  6. kme (History)

    That is a very charitable assessment of McKinley’s motives in the Philippines. A more cynical observer might say that it had more to do with giving the USA the ability to fight in the western Pacific on short supply lines.

    As for Christianization, the Filipinos are overwhelmingly Catholic, a state of affairs which appears to owe a lot more to their Spanish colonial masters than their US ones.

    • krepon (History)

      Good points.
      The “Christianize” phraseology was part of the public justification at the time.

  7. jeannick (History)

    Washington’s farewell adress ( written with Hamilton )

    “Hence likewise they will avoid the necessity of those overgrown Military establishments,
    which, under any form of government, are inauspicious to liberty,
    and which are to be regarded as particularly hostile to Republican Liberty. ”

    Eisenhower’s farewell adress

    “In the councils of government, we must guard against the acquisition of unwarranted influence,
    whether sought or unsought, by the military-industrial complex.
    The potential for the disastrous rise of misplaced power exists and will persist.”

  8. Lugo (History)

    The great continuity of national security policy between Bush and Obama – indeed, for all practical purposes, their policies are identical – ought to call into question your claim that Bush was “conservative”. Either Bush was not a conservative, or Obama is a conservative, take your pick.
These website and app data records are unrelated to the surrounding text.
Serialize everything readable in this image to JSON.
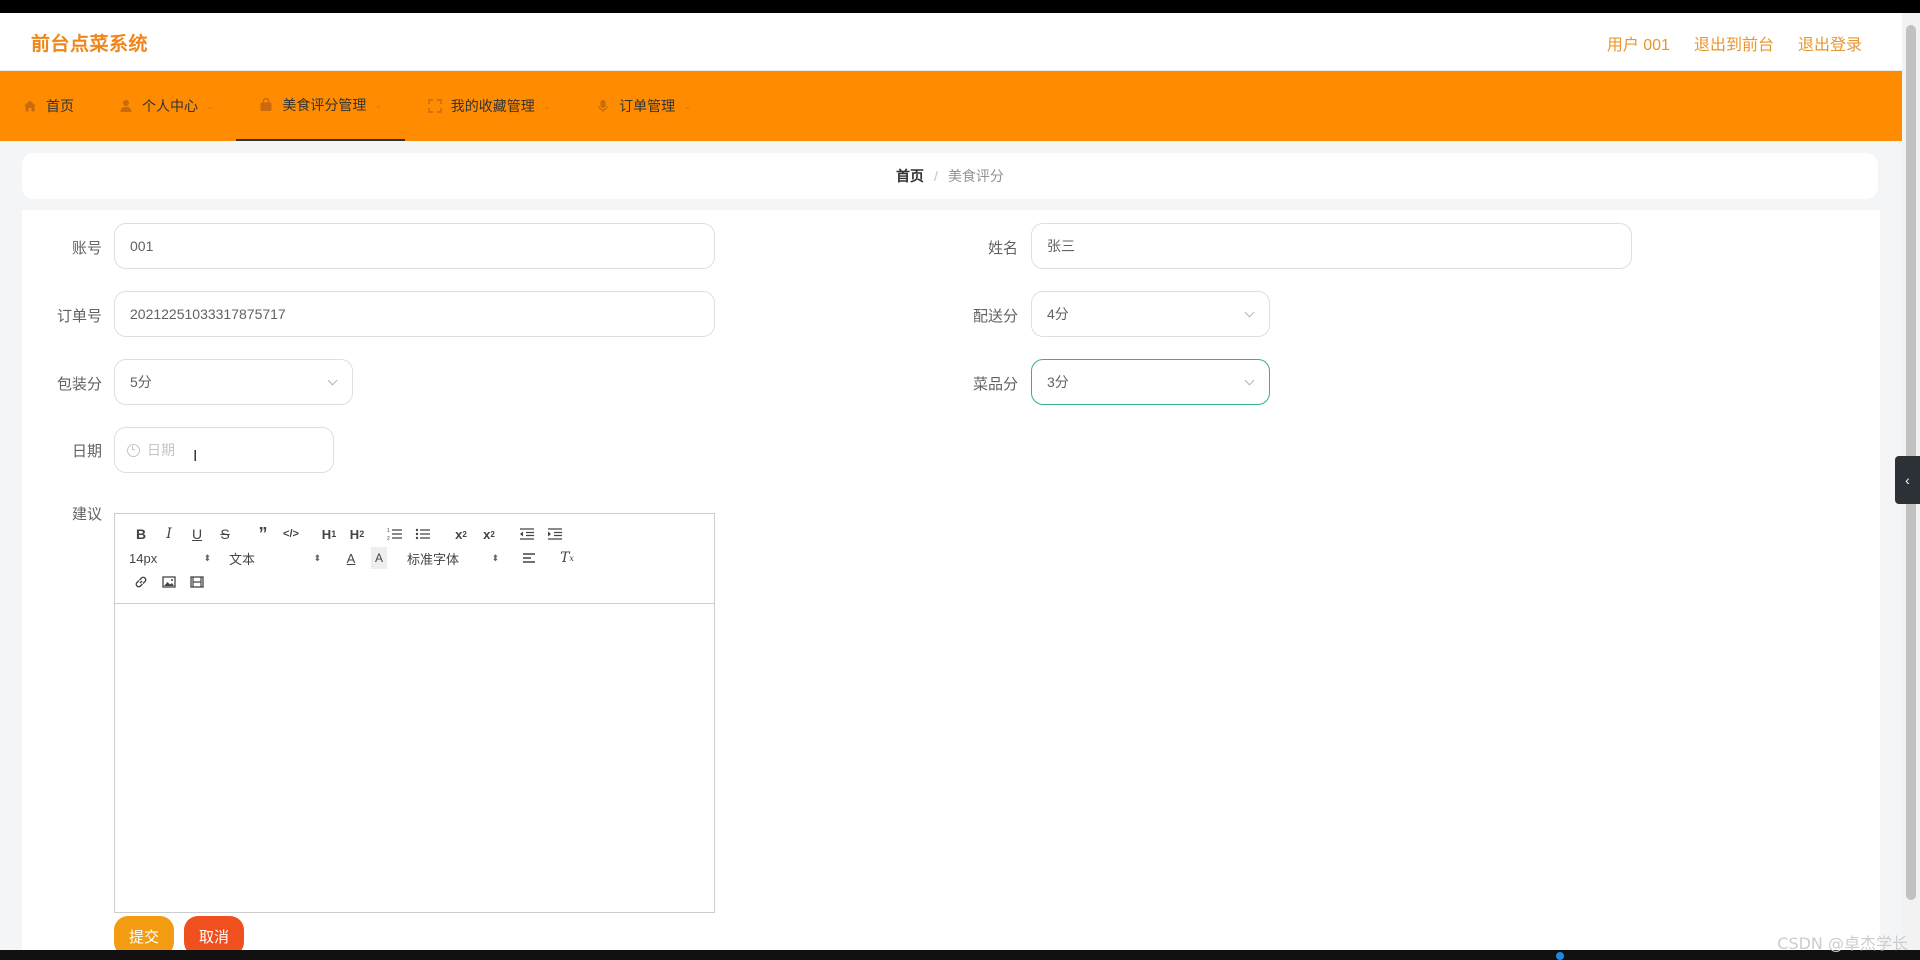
{
  "header": {
    "brand": "前台点菜系统",
    "user": "用户 001",
    "back_front": "退出到前台",
    "logout": "退出登录"
  },
  "nav": {
    "items": [
      {
        "label": "首页",
        "icon": "home-icon",
        "has_caret": false
      },
      {
        "label": "个人中心",
        "icon": "user-icon",
        "has_caret": true
      },
      {
        "label": "美食评分管理",
        "icon": "bag-icon",
        "has_caret": true,
        "active": true
      },
      {
        "label": "我的收藏管理",
        "icon": "fullscreen-icon",
        "has_caret": true
      },
      {
        "label": "订单管理",
        "icon": "mic-icon",
        "has_caret": true
      }
    ]
  },
  "breadcrumb": {
    "home": "首页",
    "separator": "/",
    "current": "美食评分"
  },
  "form": {
    "account_label": "账号",
    "account_value": "001",
    "name_label": "姓名",
    "name_value": "张三",
    "order_label": "订单号",
    "order_value": "20212251033317875717",
    "delivery_label": "配送分",
    "delivery_value": "4分",
    "package_label": "包装分",
    "package_value": "5分",
    "dish_label": "菜品分",
    "dish_value": "3分",
    "date_label": "日期",
    "date_placeholder": "日期",
    "suggestion_label": "建议"
  },
  "editor": {
    "font_size": "14px",
    "header_select": "文本",
    "font_family": "标准字体"
  },
  "buttons": {
    "submit": "提交",
    "cancel": "取消"
  },
  "colors": {
    "accent": "#ff8c00",
    "brand_text": "#f0861a",
    "submit": "#f39c12",
    "cancel": "#f0501e",
    "focus": "#36b37e"
  },
  "watermark": "CSDN @卓杰学长"
}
    “This missionary and muscular US response to 9/11 — Wilsonianism on steroids – appears likely to produce no more than tenuous rewards. Despite the heroic efforts of US military forces, the sorrows of Iraq have by no means run their course. Whatever the travails to come, this country of great potential and enduring factionalism will at least be rid of Saddam Hussein & Sons. As for Afghanistan, another trillion dollar expedition, it does not take a crystal ball to foresee that US sacrifices will only marginally help prevent the return of history.”

    And Libya? Do we need a crystal ball to foresee that our (decisively important) support for the overthrow of Kaddafi is likely to lead to at most tenuous rewards, and that the sorrows of Libya have only just begun, thanks in large part to us?